Problem requirements> Every line of the material is to be quoted verbatim, minus the pictures.

══ Records to process ══

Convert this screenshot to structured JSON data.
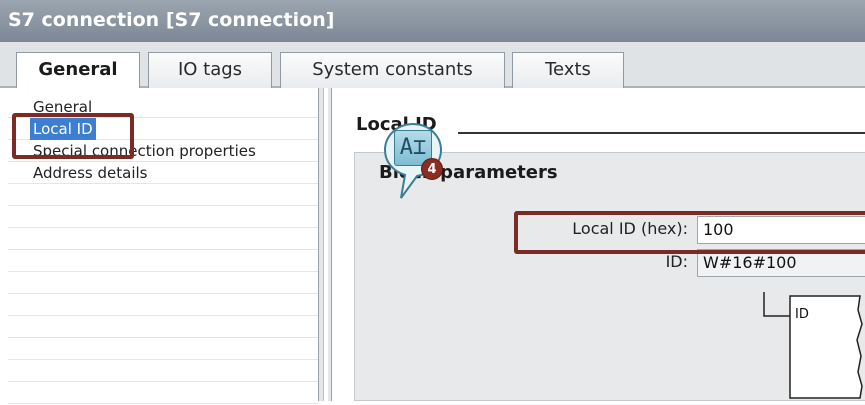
{
  "window": {
    "title": "S7 connection [S7 connection]"
  },
  "tabs": [
    {
      "label": "General",
      "active": true
    },
    {
      "label": "IO tags",
      "active": false
    },
    {
      "label": "System constants",
      "active": false
    },
    {
      "label": "Texts",
      "active": false
    }
  ],
  "nav": {
    "items": [
      {
        "label": "General",
        "selected": false
      },
      {
        "label": "Local ID",
        "selected": true
      },
      {
        "label": "Special connection properties",
        "selected": false
      },
      {
        "label": "Address details",
        "selected": false
      }
    ]
  },
  "content": {
    "section_title": "Local ID",
    "group_title": "Block parameters",
    "local_id_label": "Local ID (hex):",
    "local_id_value": "100",
    "id_label": "ID:",
    "id_value": "W#16#100",
    "diagram_pin": "ID"
  },
  "callout": {
    "icon": "text-cursor-icon",
    "glyph": "A⌶",
    "step": "4"
  },
  "colors": {
    "highlight": "#7a2b23",
    "selection": "#3d7ed0",
    "title_bar": "#8a939d",
    "badge": "#8a2d22"
  }
}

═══

Task answer>
Convert this screenshot to structured JSON data.
{
  "window": {
    "title": "S7 connection [S7 connection]"
  },
  "tabs": [
    {
      "label": "General",
      "active": true
    },
    {
      "label": "IO tags",
      "active": false
    },
    {
      "label": "System constants",
      "active": false
    },
    {
      "label": "Texts",
      "active": false
    }
  ],
  "nav": {
    "items": [
      {
        "label": "General",
        "selected": false
      },
      {
        "label": "Local ID",
        "selected": true
      },
      {
        "label": "Special connection properties",
        "selected": false
      },
      {
        "label": "Address details",
        "selected": false
      }
    ]
  },
  "content": {
    "section_title": "Local ID",
    "group_title": "Block parameters",
    "local_id_label": "Local ID (hex):",
    "local_id_value": "100",
    "id_label": "ID:",
    "id_value": "W#16#100",
    "diagram_pin": "ID"
  },
  "callout": {
    "icon": "text-cursor-icon",
    "glyph": "A⌶",
    "step": "4"
  },
  "colors": {
    "highlight": "#7a2b23",
    "selection": "#3d7ed0",
    "title_bar": "#8a939d",
    "badge": "#8a2d22"
  }
}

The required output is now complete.